The Repowering Project: Days 34-38 (Monday 5 to Friday 9 January 2009)

The astute reader will note a gap in proceedings between this post and the last. Engineer and mate returned to Melbourne for Christmas, came back with a friend and went sailing, enjoying all that new power. Friend returned to Melbourne on 4 January, and the engine project resumed to do those last few jobs which didn't actually stop us sailing but which need to be finished off.
We'd survived a few days away without having the hot water connected to the engine, using our small petrol generator to drive the electric hotwater system a couple of times. But getting it connected was a priority. The engineer was putting it off because he feared it was going to be complicated - according to the Yanmar manual, if your tank was higher than your engine, you needed another small header tank to trap any air bubbles, something we hadn't had with the Perkins. After thought and study of the diagrams from Yanmar, and the diagram of the internal workings of the hot water tank, the engineer decided that the actual heat exchanger was only marginally higher than the engine, if at all, and that he could just connect up without any additional installation. It was a two person effort to lead the pipes round the tank for connection, but otherwise a straightforward job.

While the engineer was considering the hot water problem, he and the mate had measured and cut the soundproofing to go on the back of the companionway steps. With this and the cutouts on the back of the hatch covers glued and fastened into position, the engine was noticeably quieter. Moving the companionway steps, always a heavy lifting job, now requires even more effort as it has several extra kilos attached.

The engineer feared that the old splitter system (the thing that delivers power to both banks of batteries and also ensures that the batteries are not over-charged) would not work properly with the Yanmar alternator, and on our trip down the Channel his fears were confirmed. He invested in a Piranha power management system designed for 4WD, and once fitted, this solved the problem and also made all the battery wiring simpler.

Another job deemed not essential for the first trip was the fitting of the safety switch to prevent the engine from being started in gear, but this finally got done (had to wait until it stopped raining so that the engineer could work in the lazarette to finish it off).
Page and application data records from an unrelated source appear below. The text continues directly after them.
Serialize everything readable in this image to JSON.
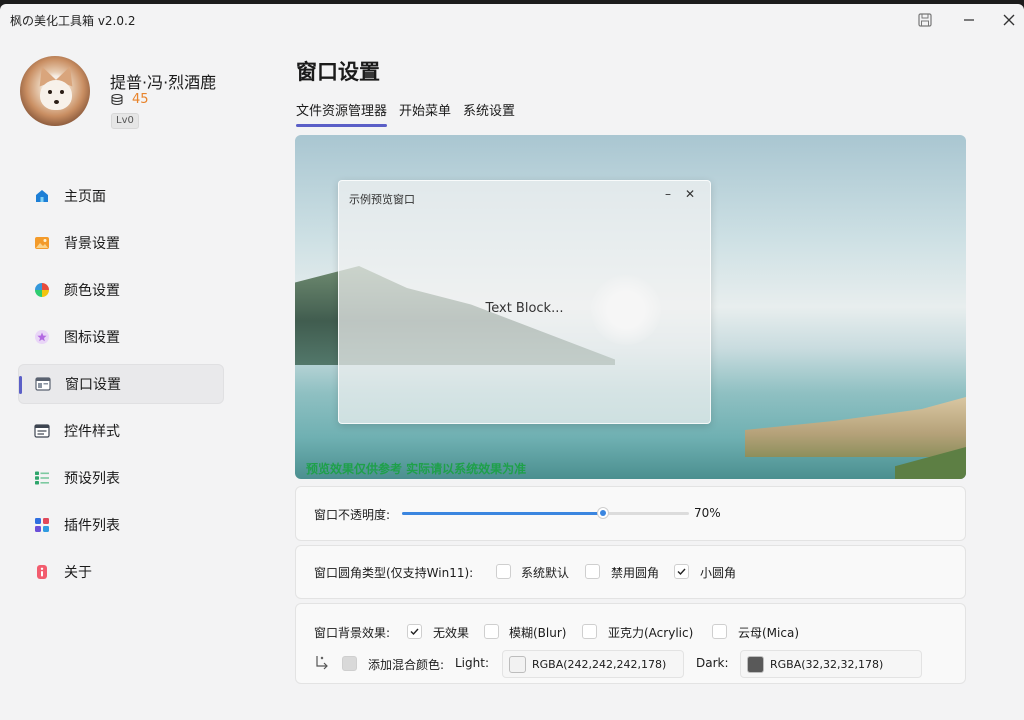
{
  "window": {
    "title": "枫の美化工具箱 v2.0.2"
  },
  "user": {
    "name": "提普·冯·烈酒鹿",
    "coins": "45",
    "level": "Lv0"
  },
  "nav": [
    {
      "label": "主页面",
      "icon": "home-icon"
    },
    {
      "label": "背景设置",
      "icon": "image-icon"
    },
    {
      "label": "颜色设置",
      "icon": "color-wheel-icon"
    },
    {
      "label": "图标设置",
      "icon": "star-icon"
    },
    {
      "label": "窗口设置",
      "icon": "window-icon",
      "active": true
    },
    {
      "label": "控件样式",
      "icon": "control-icon"
    },
    {
      "label": "预设列表",
      "icon": "list-icon"
    },
    {
      "label": "插件列表",
      "icon": "plugin-icon"
    },
    {
      "label": "关于",
      "icon": "info-icon"
    }
  ],
  "page": {
    "title": "窗口设置",
    "tabs": [
      "文件资源管理器",
      "开始菜单",
      "系统设置"
    ],
    "active_tab": 0
  },
  "preview": {
    "sample_window_title": "示例预览窗口",
    "sample_text": "Text Block...",
    "note": "预览效果仅供参考 实际请以系统效果为准"
  },
  "opacity": {
    "label": "窗口不透明度:",
    "value_text": "70%",
    "value": 0.7
  },
  "corner": {
    "label": "窗口圆角类型(仅支持Win11):",
    "options": [
      {
        "label": "系统默认",
        "checked": false
      },
      {
        "label": "禁用圆角",
        "checked": false
      },
      {
        "label": "小圆角",
        "checked": true
      }
    ]
  },
  "backdrop": {
    "label": "窗口背景效果:",
    "options": [
      {
        "label": "无效果",
        "checked": true
      },
      {
        "label": "模糊(Blur)",
        "checked": false
      },
      {
        "label": "亚克力(Acrylic)",
        "checked": false
      },
      {
        "label": "云母(Mica)",
        "checked": false
      }
    ],
    "blend_label": "添加混合颜色:",
    "light_label": "Light:",
    "light_value": "RGBA(242,242,242,178)",
    "light_color": "#f2f2f2",
    "dark_label": "Dark:",
    "dark_value": "RGBA(32,32,32,178)",
    "dark_color": "#595959"
  },
  "colors": {
    "accent": "#5b5fc7",
    "slider": "#3b86e0",
    "coin": "#e8832a",
    "note": "#1ea04a"
  }
}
So, much has been done, but there are still a few small jobs left...
  • Having simplified the wiring considerably, the engineer is planning to make it even better by getting a terminal post which can be used to connect in the anchor winch motor more elegantly.
  • Engineer and mate measured and cut the last two soundproofing panels to go above the day-tank under the cockpit floor. The engineer managed to fit one before the glue fumes got to him - the other is still to be fitted.
  • In the old Perkins days, there were two pushbutton switches located near the throttle which allowed the anchor winch to be operated from the cockpit. These had to be removed to make way for the Yanmar panel, which has all the instruments together. We planned to fit something new where the old tacho was, as there is currently just a hole there, and found an appropriate sized switch panel which almost completely covers the hole. We still need to get a suitable switch as we want a sprung switch, rather than an on-off switch, fit it to the panel, fit the panel to the hole and connect it up.
  • And there is still some work to be done to fasten cables and pipes to make them more secure and avoid chafing.

But of course there are still things left to do. It's a boat, isn't it?